The origin of this book goes back to the Dagstuhl seminar on Logic for System Engineering, organized during the first week of March 1997 by S. Jiihnichen, J. Loeckx, and M. Wirsing. During that seminar, after Egon Borger's talk on How to Use Abstract State Machines in Software Engineering, Wolfram Schulte, at the time a research assistant at the University of Ulm, Germany, questioned whether ASMs provide anything special as a scientifically well founded and rigorous yet simple and industrially viable framework for high level design and analysis of complex systems, and for natural refinements of models to executable code. Wolfram Schulte argued, referring to his work with K. Achatz on A Formal Object-Oriented Method Inspired by Fusion and Object-Z , that with current techniques of functional programming and of axiomatic specification, one can achieve the same result. An intensive and long debate arose from this discussion. At the end of the week, it led Egon Borger to propose a collaboration on a real-life specification project of Wolfram Schulte's choice, as a comparative field test of purely functional declarative methods and of their enhancement within an integrated abstract state-based operational (ASM) approach. After some hesitation, in May 1997 Wolfram Schulte accepted the offer and chose as the theme a high-level specification of Java and of the Java Virtual Machine.The origin of this book goes back to the Dagstuhl seminar on Logic for System Engineering, organized during the first week of March 1997 by S. Jiihnichen, J. Loeckx, and M. Wirsing.

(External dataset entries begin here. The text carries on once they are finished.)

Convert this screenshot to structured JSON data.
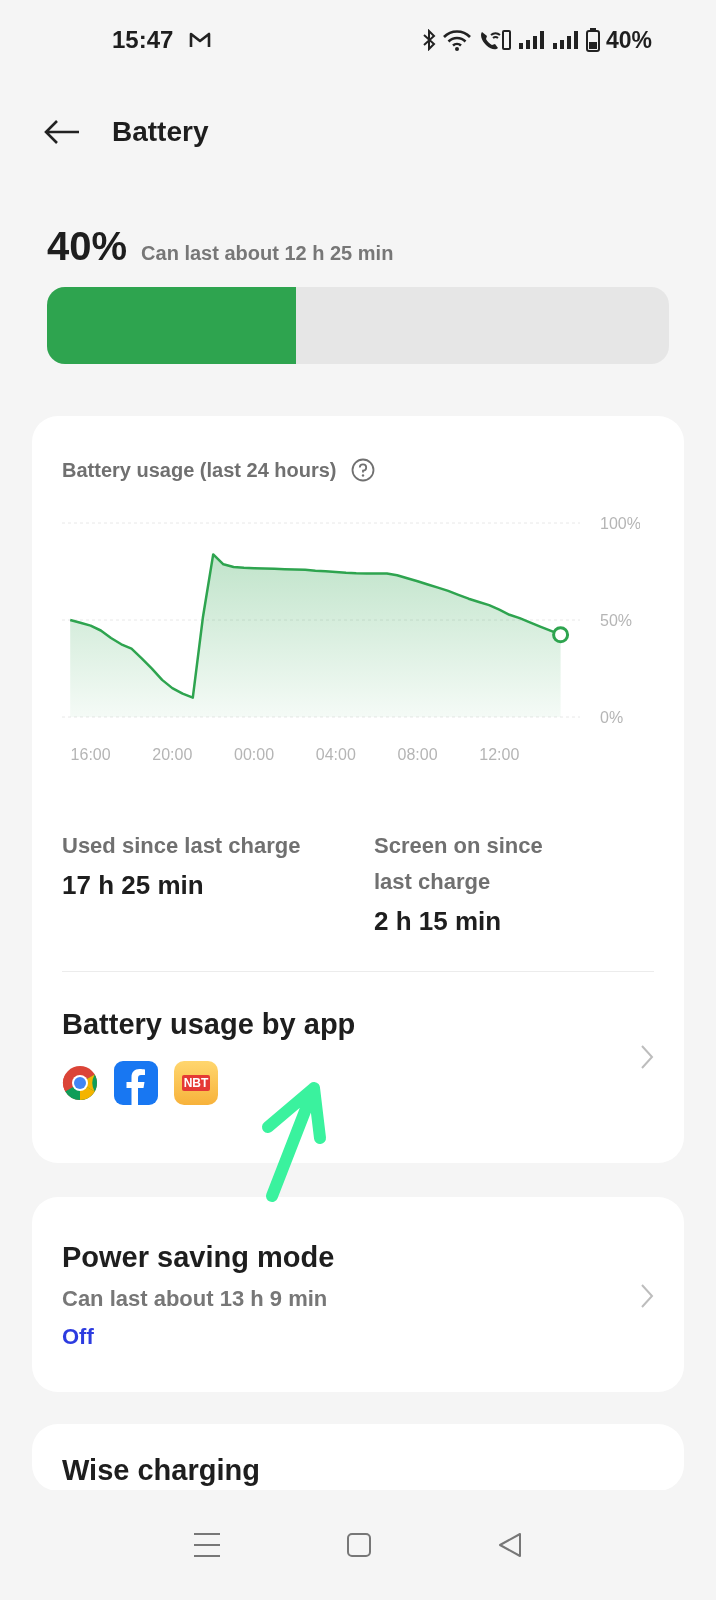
{
  "status_bar": {
    "time": "15:47",
    "battery_text": "40%"
  },
  "header": {
    "title": "Battery"
  },
  "summary": {
    "percent": "40%",
    "estimate": "Can last about 12 h 25 min",
    "level": 0.4
  },
  "usage_card": {
    "title": "Battery usage (last 24 hours)",
    "chart_data": {
      "type": "area",
      "categories": [
        null,
        null,
        "16:00",
        null,
        null,
        null,
        null,
        null,
        null,
        null,
        "20:00",
        null,
        null,
        null,
        null,
        null,
        null,
        null,
        "00:00",
        null,
        null,
        null,
        null,
        null,
        null,
        null,
        "04:00",
        null,
        null,
        null,
        null,
        null,
        null,
        null,
        "08:00",
        null,
        null,
        null,
        null,
        null,
        null,
        null,
        "12:00",
        null,
        null,
        null,
        null,
        null,
        null
      ],
      "series": [
        {
          "color": "#2ea44f",
          "values": [
            50,
            48.6,
            47.1,
            44.6,
            40.7,
            37.5,
            35.2,
            30.2,
            24.9,
            19.1,
            14.9,
            12,
            10,
            51.7,
            83.8,
            78.7,
            77.3,
            76.9,
            76.7,
            76.5,
            76.4,
            76.2,
            76.1,
            75.9,
            75.4,
            75.1,
            74.8,
            74.4,
            74.1,
            74,
            74,
            74,
            73.1,
            71.5,
            70,
            68.3,
            66.7,
            65,
            63,
            61,
            59.3,
            57.7,
            55.3,
            52.7,
            51,
            48.8,
            46.6,
            44.5,
            42.4
          ]
        }
      ],
      "ylim": [
        0,
        100
      ],
      "yticks": [
        {
          "value": 0,
          "label": "0%"
        },
        {
          "value": 50,
          "label": "50%"
        },
        {
          "value": 100,
          "label": "100%"
        }
      ]
    },
    "stats": [
      {
        "label": "Used since last charge",
        "value": "17 h 25 min"
      },
      {
        "label": "Screen on since last charge",
        "value": "2 h 15 min"
      }
    ],
    "apps_row": {
      "title": "Battery usage by app",
      "apps": [
        {
          "kind": "chrome"
        },
        {
          "kind": "facebook"
        },
        {
          "kind": "nbt",
          "label": "NBT"
        }
      ]
    }
  },
  "power_saving": {
    "title": "Power saving mode",
    "subtitle": "Can last about 13 h 9 min",
    "status": "Off"
  },
  "next_card": {
    "title": "Wise charging"
  }
}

|Title||:||Java and the Java Virtual Machine|
|Author||:||Robert F. Stärk, Joachim Schmid, Egon Börger|
|Publisher||:||Springer Science & Business Media - 2012-12-06|